The real draw of this game is the writing. The fact that the whole place is pretty small means that a lot of what you’re doing is going back and forth, trying to find stuff or get people to give you stuff or convince them to do stuff, or just talking to people to learn more about the world. And the fact that the game world is so small means that, despite all of the backtracking, you don’t actually spend all that long between plot points – the game is pretty dense, and you’ll frequently complete tasks and go turn them in to get new fun bits of dialogue with people. The conversations are often funny, but can deliver emotionally powerful exposition; the hidden depths of characters are nice to see, and you end up caring about the core cast of characters because there are so few of them and you get fond of them by talking with them over time. From the rascally Gusto and Fatale, mouse thieves extraordinare who make you write a ballad for them, to Silas, your mysterious benefactor with ulterior motives, to the blacksmith Rolo, who seems to always be willing to sell you advice for a bit of coin, they’re a pretty likeable bunch, and Tilo’s own polite, kind character shines through and makes the player very much want to help him find his wife and escape from this place.

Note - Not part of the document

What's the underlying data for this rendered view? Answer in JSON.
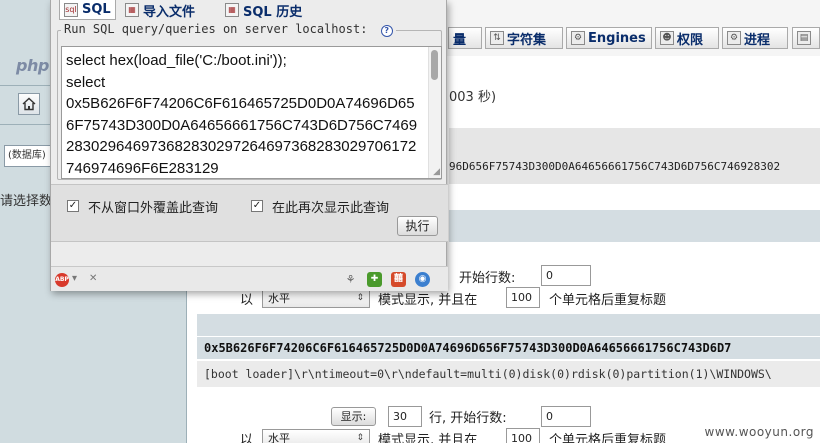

The game’s overall presentation is also very nice – the UI is generally attractive, and the character models are high quality and very detailed. The way Tilo stomps around in armor that is too heavy for him, tiptoes around while sneaking, scampers around while running, or awkwardly clambers into hiding places (where you can not only hide out from guards, but also save your game), is all quite fun to see. The art is quite good overall, and the characters are very expressive in some ways. Alas, the game is very much an indie project, which means that some of the moments which would have been more difficult to animate are instead simply given out to the player via a brief bit of emoting text, which is a little bit of a letdown – some of those moments would have been really powerful to see, but unfortunately, the game doesn’t let you, leaving them to your imagination.
There is, I think, a certain sort of person who is apt to be very charmed by this game – they will find the characters fun, the art style nice to look at, the writing very engaging and witty, and the characters will grow on them and make them care about their well-being.
But at the same time, there’s a lot of people who will simply not like this game – if you’re looking for a stealth game, this game is only briefly that, and overall, most of the gameplay is very basic and consists of simple exploration and doing what amounts to fetchquests for people.
For me, personally, I fall into the former camp – the writing and characters made this game work for me, and I feel like this was an indie project which chose to use its small scope to its advantage, creating a tightly wound plot with a handful of characters that the game made you care about and want to succeed.